Problem description:
Report all lines below with the word "gmail".

** Opening Source information block **

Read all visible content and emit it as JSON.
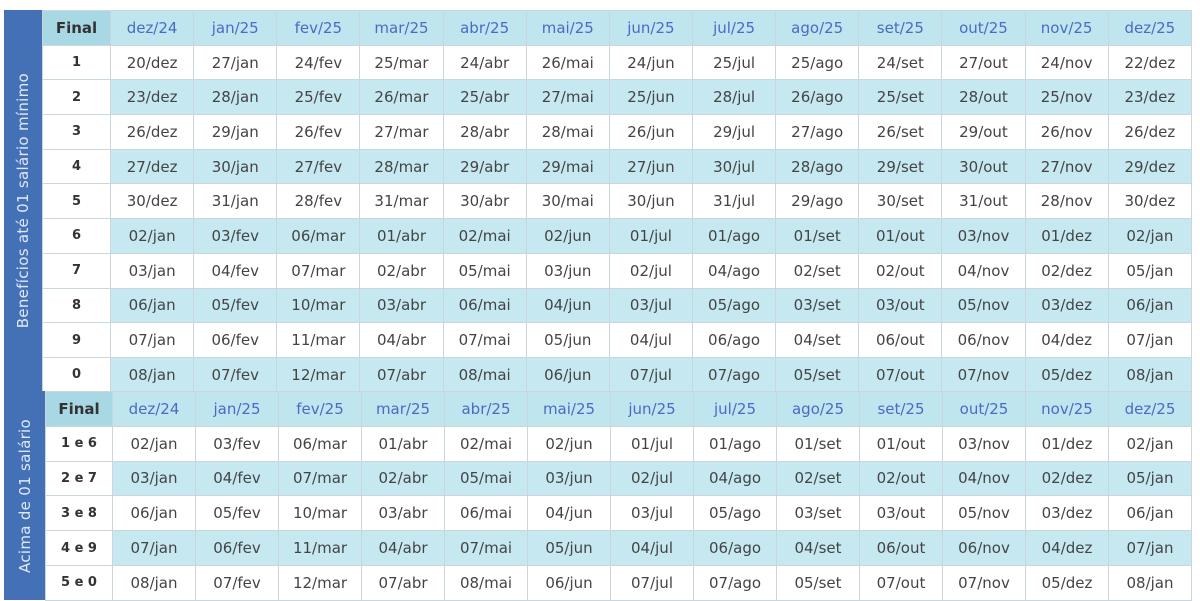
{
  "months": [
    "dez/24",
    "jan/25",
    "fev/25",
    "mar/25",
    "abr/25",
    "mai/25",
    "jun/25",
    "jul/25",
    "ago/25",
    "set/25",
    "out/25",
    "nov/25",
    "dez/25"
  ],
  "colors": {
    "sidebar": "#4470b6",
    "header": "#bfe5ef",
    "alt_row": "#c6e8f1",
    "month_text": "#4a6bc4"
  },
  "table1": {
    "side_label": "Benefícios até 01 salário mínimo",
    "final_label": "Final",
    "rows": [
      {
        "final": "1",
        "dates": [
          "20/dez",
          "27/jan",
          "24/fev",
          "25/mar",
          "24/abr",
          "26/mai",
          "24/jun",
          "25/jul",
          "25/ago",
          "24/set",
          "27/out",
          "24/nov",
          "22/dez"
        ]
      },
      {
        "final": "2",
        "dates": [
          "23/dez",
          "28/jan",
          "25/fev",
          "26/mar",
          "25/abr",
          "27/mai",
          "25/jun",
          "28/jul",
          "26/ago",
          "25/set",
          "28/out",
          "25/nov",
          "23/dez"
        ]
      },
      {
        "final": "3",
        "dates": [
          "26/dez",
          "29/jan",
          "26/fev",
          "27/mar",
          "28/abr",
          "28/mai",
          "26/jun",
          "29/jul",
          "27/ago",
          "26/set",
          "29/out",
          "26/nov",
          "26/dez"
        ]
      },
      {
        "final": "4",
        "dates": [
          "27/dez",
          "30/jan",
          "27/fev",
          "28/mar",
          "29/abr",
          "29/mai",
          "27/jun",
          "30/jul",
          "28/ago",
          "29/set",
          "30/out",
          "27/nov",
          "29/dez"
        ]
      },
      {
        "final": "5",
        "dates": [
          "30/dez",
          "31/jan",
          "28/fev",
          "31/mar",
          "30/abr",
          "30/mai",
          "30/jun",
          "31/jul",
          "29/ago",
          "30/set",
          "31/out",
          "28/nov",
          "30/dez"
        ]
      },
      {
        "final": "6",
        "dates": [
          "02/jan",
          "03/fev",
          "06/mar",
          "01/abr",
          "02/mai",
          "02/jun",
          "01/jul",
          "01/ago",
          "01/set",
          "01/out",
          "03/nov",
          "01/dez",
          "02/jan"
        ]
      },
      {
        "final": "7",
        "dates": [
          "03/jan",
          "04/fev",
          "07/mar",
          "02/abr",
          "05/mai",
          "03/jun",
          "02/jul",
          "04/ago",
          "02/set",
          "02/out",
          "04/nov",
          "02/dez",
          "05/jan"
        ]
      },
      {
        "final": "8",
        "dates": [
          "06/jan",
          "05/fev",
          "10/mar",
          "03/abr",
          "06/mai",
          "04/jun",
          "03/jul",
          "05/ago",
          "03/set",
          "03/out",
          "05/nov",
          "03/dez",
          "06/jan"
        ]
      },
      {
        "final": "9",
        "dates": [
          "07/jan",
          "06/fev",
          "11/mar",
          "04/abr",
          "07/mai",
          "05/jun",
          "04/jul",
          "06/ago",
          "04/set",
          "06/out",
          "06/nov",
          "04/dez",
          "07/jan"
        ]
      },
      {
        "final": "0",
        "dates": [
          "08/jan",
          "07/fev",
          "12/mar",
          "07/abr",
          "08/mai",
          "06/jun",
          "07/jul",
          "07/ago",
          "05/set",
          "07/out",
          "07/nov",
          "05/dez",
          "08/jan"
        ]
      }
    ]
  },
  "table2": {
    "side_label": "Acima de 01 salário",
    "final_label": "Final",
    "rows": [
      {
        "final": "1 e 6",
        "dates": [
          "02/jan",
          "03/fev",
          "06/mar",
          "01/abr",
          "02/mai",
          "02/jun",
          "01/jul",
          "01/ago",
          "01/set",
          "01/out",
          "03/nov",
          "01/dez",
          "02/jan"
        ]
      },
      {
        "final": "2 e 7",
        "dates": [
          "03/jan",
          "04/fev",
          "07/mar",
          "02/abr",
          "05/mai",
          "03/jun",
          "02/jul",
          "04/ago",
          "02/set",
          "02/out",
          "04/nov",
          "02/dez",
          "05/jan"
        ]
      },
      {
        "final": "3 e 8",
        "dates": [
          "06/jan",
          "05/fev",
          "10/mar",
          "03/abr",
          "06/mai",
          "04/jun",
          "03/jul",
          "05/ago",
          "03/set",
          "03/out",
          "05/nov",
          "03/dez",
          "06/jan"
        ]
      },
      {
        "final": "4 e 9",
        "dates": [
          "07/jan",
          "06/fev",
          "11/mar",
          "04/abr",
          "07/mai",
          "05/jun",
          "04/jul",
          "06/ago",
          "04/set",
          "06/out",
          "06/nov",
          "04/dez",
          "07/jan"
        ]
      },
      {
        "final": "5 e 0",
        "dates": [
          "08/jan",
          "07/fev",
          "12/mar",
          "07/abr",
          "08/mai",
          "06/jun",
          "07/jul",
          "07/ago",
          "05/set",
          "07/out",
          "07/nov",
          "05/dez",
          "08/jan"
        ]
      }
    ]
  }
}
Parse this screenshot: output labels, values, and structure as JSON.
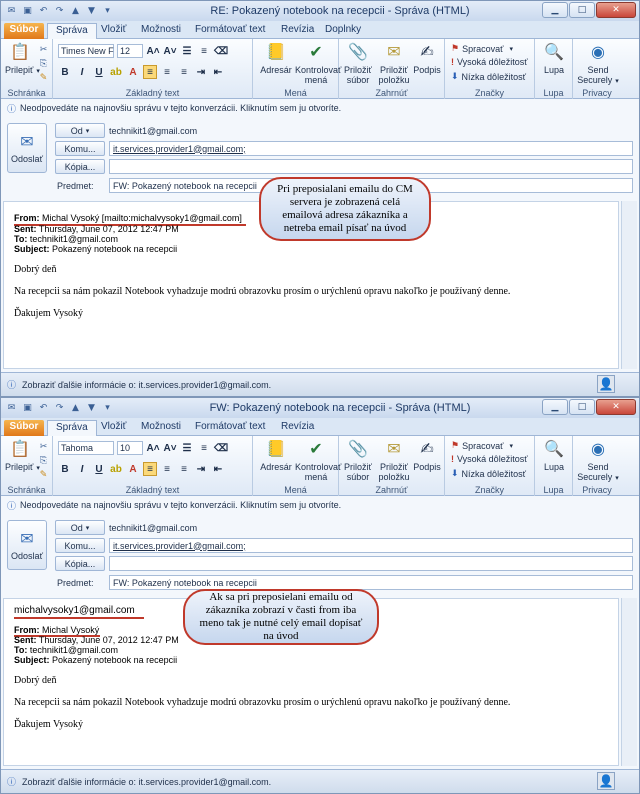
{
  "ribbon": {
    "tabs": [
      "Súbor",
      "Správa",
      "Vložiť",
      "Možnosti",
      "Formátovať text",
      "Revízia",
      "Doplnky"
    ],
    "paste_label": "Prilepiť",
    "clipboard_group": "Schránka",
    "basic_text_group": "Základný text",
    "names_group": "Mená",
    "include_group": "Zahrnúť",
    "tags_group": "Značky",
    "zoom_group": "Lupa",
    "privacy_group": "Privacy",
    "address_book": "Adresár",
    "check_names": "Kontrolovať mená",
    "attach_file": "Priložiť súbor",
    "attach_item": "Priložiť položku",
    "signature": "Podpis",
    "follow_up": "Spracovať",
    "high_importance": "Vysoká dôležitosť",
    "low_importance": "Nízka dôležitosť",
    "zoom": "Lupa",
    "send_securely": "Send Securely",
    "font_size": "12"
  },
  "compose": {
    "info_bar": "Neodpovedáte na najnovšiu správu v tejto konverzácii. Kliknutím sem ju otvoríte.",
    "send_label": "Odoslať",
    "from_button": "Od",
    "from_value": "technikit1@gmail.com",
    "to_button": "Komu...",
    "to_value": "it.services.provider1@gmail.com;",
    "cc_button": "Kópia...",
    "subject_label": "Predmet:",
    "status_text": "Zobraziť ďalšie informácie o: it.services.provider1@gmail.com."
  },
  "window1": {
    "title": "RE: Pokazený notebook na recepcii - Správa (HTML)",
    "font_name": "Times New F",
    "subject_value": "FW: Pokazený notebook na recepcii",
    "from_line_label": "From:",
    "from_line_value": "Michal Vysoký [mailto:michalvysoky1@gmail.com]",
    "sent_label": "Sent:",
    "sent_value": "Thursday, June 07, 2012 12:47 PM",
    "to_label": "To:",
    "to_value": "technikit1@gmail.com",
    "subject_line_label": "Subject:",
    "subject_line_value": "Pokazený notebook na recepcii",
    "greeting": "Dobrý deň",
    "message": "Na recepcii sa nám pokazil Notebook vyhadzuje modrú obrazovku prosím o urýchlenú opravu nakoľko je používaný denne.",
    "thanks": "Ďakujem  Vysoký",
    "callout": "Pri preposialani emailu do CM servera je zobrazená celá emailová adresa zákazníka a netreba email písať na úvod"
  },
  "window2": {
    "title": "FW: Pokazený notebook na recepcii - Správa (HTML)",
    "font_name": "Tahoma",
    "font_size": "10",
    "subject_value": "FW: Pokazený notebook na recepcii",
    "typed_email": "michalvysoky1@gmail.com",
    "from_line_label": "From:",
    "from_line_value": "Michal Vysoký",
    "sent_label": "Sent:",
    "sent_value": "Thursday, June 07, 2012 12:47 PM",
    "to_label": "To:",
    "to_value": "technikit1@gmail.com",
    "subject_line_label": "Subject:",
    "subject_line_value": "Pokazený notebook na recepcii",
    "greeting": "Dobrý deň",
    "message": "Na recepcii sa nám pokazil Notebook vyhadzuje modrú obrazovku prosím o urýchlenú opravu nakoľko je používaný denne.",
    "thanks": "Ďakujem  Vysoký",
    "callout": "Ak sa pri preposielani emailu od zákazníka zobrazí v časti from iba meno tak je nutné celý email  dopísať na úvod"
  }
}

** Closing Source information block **

The completed task:
    "from_value": "technikit1@gmail.com",
    "to_value": "it.services.provider1@gmail.com;",
    "status_text": "Zobraziť ďalšie informácie o: it.services.provider1@gmail.com."
    "from_line_value": "Michal Vysoký [mailto:michalvysoky1@gmail.com]",
    "to_value": "technikit1@gmail.com",
    "typed_email": "michalvysoky1@gmail.com",
    "to_value": "technikit1@gmail.com",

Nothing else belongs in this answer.